YOUR OBJECTIVE: If a line in the entries below includes "title", pick it out and copy it.

EXERCISE MATERIAL:
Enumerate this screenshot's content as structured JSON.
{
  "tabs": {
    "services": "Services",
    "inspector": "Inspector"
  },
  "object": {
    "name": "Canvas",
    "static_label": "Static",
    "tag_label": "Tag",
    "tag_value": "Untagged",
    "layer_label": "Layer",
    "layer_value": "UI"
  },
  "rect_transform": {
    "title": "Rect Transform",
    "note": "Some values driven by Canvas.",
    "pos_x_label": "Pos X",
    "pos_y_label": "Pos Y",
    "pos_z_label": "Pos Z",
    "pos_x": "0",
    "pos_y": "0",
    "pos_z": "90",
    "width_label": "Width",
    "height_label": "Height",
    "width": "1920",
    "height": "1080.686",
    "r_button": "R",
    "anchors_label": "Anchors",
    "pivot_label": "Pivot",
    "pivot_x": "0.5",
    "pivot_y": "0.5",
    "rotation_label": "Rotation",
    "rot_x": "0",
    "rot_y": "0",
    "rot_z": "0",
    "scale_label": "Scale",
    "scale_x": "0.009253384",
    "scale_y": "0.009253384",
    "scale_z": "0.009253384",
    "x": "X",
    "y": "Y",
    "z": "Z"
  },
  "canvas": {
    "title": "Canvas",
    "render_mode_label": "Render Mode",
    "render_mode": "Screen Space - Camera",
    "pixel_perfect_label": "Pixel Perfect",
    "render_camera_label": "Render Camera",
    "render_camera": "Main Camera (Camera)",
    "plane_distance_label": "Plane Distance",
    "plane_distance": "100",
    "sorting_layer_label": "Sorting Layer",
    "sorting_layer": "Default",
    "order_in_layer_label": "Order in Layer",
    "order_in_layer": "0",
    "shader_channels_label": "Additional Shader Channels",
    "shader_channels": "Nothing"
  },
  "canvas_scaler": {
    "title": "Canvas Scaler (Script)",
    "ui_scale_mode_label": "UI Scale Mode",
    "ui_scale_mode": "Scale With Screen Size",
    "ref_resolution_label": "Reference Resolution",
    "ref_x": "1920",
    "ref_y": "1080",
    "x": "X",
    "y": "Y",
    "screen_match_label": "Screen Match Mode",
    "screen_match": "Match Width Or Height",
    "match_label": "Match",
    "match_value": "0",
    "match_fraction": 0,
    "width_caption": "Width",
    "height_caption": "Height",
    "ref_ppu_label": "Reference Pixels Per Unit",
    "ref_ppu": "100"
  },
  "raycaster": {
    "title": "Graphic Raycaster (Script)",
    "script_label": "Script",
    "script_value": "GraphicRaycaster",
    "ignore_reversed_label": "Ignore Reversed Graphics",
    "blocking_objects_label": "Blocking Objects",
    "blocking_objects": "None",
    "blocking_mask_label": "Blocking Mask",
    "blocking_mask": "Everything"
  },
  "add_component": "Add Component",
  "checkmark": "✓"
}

RESULT:
    "title": "Rect Transform",
    "title": "Canvas",
    "title": "Canvas Scaler (Script)",
    "title": "Graphic Raycaster (Script)",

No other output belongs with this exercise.